One of the mechanisms of β-lactam antibiotic resistance requires the activity of d,d-carboxypeptidases (d,d-CPases) involved in peptidoglycan (PG) synthesis, making them putative targets for new antibiotic development. The activity of PG-synthesizing enzymes is often correlated with their association with other proteins. The PG layer is maintained in the periplasm between the two membranes of the Gram-negative cell envelope. Because no methods existed to detect in vivo interactions in this compartment, we have developed and validated a Förster resonance energy transfer assay. Using the fluorescent-protein donor-acceptor pair mNeonGreen-mCherry, periplasmic protein interactions were detected in fixed and in living bacteria, in single samples or in plate reader 96-well format. We show that the d,d-CPases PBP5, PBP6a, and PBP6b of Escherichia coli change dimer conformation between resting and active states. Complementation studies and changes in localization suggest that these d,d-CPases are not redundant but that their balanced activity is required for robust PG synthesis.IMPORTANCE The periplasmic space between the outer and the inner membrane of Gram-negative bacteria contains many essential regulatory, transport, and cell wall-synthesizing and -hydrolyzing proteins. To date, no assay is available to determine protein interactions in this compartment. We have developed a periplasmic protein interaction assay for living and fixed bacteria in single samples or 96-well-plate format.

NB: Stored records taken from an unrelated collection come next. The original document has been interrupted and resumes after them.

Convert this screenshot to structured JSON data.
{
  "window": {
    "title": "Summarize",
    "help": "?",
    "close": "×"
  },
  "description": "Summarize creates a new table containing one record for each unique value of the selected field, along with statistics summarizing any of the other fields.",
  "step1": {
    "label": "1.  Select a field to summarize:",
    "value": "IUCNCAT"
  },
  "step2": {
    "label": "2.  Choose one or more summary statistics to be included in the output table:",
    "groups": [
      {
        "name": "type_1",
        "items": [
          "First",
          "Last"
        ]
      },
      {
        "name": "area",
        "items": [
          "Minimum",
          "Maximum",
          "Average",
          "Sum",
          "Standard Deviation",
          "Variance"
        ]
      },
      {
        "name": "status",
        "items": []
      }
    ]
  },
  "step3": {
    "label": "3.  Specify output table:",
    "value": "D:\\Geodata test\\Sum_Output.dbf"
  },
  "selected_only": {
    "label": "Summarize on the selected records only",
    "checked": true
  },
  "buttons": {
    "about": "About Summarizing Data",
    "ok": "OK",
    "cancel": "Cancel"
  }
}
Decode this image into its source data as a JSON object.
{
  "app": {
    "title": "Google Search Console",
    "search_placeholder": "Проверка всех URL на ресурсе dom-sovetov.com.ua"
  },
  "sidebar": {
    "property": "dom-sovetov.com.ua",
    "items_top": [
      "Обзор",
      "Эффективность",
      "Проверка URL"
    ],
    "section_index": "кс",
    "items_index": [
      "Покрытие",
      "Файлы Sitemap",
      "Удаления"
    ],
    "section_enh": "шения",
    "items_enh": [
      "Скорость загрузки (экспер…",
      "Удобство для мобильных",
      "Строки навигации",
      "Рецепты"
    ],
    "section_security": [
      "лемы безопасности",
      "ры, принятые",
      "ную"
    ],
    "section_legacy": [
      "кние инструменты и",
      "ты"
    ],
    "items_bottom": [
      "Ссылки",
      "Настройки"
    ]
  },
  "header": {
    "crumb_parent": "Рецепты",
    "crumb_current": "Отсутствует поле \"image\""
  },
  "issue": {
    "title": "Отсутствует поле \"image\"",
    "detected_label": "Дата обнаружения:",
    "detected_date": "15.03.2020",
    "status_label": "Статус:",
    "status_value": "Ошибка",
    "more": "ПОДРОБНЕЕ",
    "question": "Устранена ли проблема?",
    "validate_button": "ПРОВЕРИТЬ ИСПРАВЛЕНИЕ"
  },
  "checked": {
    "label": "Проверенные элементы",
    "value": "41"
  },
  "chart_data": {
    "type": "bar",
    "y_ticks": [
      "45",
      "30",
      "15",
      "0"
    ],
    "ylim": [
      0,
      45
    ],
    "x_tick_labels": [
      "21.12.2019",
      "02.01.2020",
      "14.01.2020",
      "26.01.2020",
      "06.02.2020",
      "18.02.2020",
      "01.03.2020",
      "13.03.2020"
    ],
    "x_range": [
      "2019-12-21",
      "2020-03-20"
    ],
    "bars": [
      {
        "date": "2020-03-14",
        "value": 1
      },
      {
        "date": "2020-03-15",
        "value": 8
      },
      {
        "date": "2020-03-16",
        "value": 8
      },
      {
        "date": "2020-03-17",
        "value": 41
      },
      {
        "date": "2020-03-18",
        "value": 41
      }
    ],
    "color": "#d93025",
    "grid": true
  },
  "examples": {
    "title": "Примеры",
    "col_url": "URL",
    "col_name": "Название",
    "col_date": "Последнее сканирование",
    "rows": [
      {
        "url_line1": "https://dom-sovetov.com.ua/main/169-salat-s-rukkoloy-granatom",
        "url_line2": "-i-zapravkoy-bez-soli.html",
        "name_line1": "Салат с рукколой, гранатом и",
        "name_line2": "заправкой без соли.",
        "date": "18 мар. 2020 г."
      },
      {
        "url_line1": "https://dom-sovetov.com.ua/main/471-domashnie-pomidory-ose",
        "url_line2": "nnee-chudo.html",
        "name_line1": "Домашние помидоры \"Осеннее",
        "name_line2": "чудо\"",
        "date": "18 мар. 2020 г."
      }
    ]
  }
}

Using this assay, we were able to demonstrate conformation changes related to the activity of proteins that could not have been detected by any other living-cell method available. The assay uniquely expands our toolbox for antibiotic screening and mode-of-action studies.
Keywords: FRET; PBP5; PBP6a; PBP6b; antibiotics; mCherry; mNeonGreen; periplasm; protein interactions.
Copyright © 2017 Meiresonne et al.